CROWLEY: And as far as the role so far that the U.S. is playing, is that too far for you or just about right?
CROWLEY: I mean, we're leading the air assaults -
SANDERS: I think the president - it is very easy to criticize the president, you know, but this is an enormously complicated issue.
We are here today because of the disastrous blunder of the Bush- Cheney era which got us into this war in Iraq in the first place which then developed a can of worms that we're trying to deal with right now. So I think, again, it has to be an international effort. I think the United States along with other countries have got to play an active role. ISIS is a terribly dangerous organization. This is - we have to do it internationally and regionally.
CROWLEY: And if that support is not there in terms of the ground troops that you are calling for from the Saudis, the Turks, the Jordanians, et cetera, if that help is not forthcoming on the ground, then does the U.S. pull out? It seems to me it's a catch-22 to say, hey, you know, somebody has to deal with this but it shouldn't be us so - but it's dangerous and it is a threat to us, so when does the U.S. step back?
SANDERS: It is a threat to us, it is a threat to the U.K., maybe even a greater threat and to France. And so long as the word is out that people think we're going to do it, they're not going to step up to the plate. So I think what the United States has got to demand, yes, we're going to be in this thing, not with troops on the ground but with air attack support and other support, arming those people who need to be armed. But you guys are going to have to get into this as well.
CROWLEY: So would you support broader air strikes and would you support arming - it sounds like you would, arming the Peshmerga, the Kurdish forces?
SANDERS: Yes. I think we should arm - even that's a difficult issue to make sure that the people that we arm today don't turn against us tomorrow. But I think providing arms for those people who we can trust and providing air support is in fact something we should be doing.
CROWLEY: But for you, would it be confined to the Peshmerga? I know that you voted against arming and training Syrian rebels. So is there a difference to you between the Peshmerga and the Syrian rebels?

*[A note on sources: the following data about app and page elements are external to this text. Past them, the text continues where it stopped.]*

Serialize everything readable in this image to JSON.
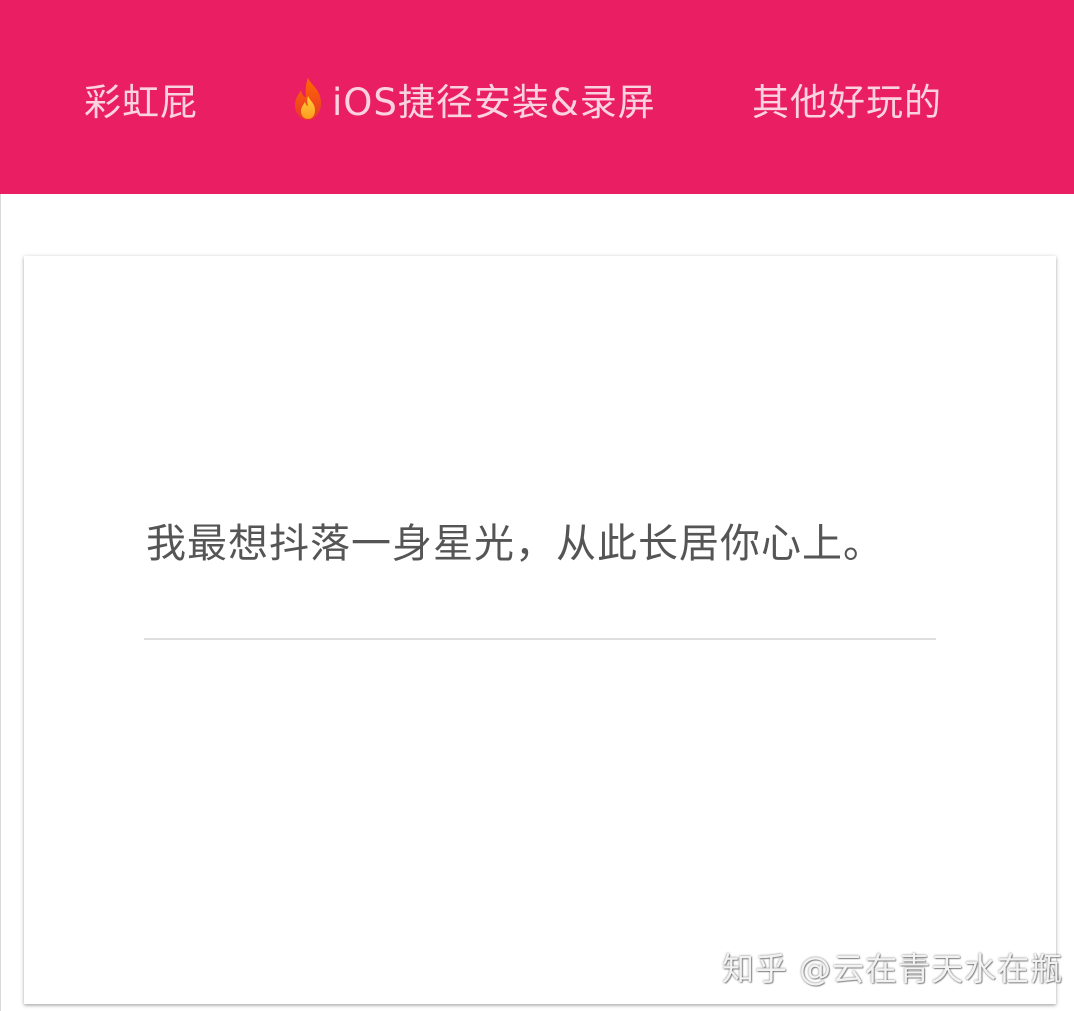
{
  "colors": {
    "header_background": "#e91e63",
    "nav_text": "#fbd3e0",
    "quote_text": "#555555",
    "card_background": "#ffffff"
  },
  "nav": {
    "items": [
      {
        "label": "彩虹屁"
      },
      {
        "label": "iOS捷径安装&录屏",
        "icon": "fire-icon"
      },
      {
        "label": "其他好玩的"
      }
    ]
  },
  "card": {
    "quote": "我最想抖落一身星光，从此长居你心上。"
  },
  "watermark": {
    "text": "知乎 @云在青天水在瓶"
  }
}
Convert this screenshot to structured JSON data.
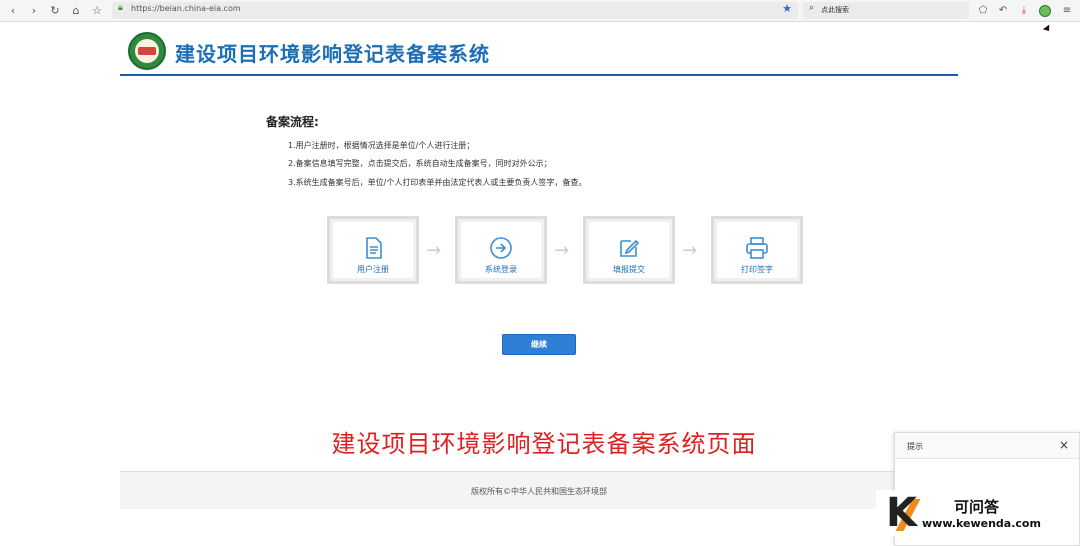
{
  "browser": {
    "url": "https://beian.china-eia.com",
    "search_placeholder": "点此搜索"
  },
  "site": {
    "title": "建设项目环境影响登记表备案系统"
  },
  "process": {
    "heading": "备案流程:",
    "steps": [
      "1.用户注册时，根据情况选择是单位/个人进行注册；",
      "2.备案信息填写完整，点击提交后，系统自动生成备案号，同时对外公示；",
      "3.系统生成备案号后，单位/个人打印表单并由法定代表人或主要负责人签字，备查。"
    ],
    "cards": [
      {
        "label": "用户注册",
        "icon": "document-icon"
      },
      {
        "label": "系统登录",
        "icon": "arrow-circle-icon"
      },
      {
        "label": "填报提交",
        "icon": "edit-icon"
      },
      {
        "label": "打印签字",
        "icon": "printer-icon"
      }
    ]
  },
  "continue_label": "继续",
  "caption": "建设项目环境影响登记表备案系统页面",
  "footer": "版权所有©中华人民共和国生态环境部",
  "popup": {
    "title": "提示"
  },
  "watermark": {
    "name": "可问答",
    "url": "www.kewenda.com",
    "letter": "K"
  },
  "colors": {
    "accent": "#1c6fb5",
    "caption": "#e02020",
    "button": "#2f7fd9"
  }
}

SANDERS: Here's where I am. We have been at war for 12 years. We have spent trillions of dollars. I'm chairman of the Senate Committee on Veterans' Affairs. We have 500,000 young men and women who have come up - come home with PTSD and TBI. What I do not want and I fear very much is the United States getting sucked into a quagmire and being involved in perpetual warfare year after year after year. That is my fear.
CROWLEY: Senator Bernie Sanders, I thank you so much for your time today. We appreciate it.
SANDERS: Thank you.
CROWLEY: Come see us in Washington.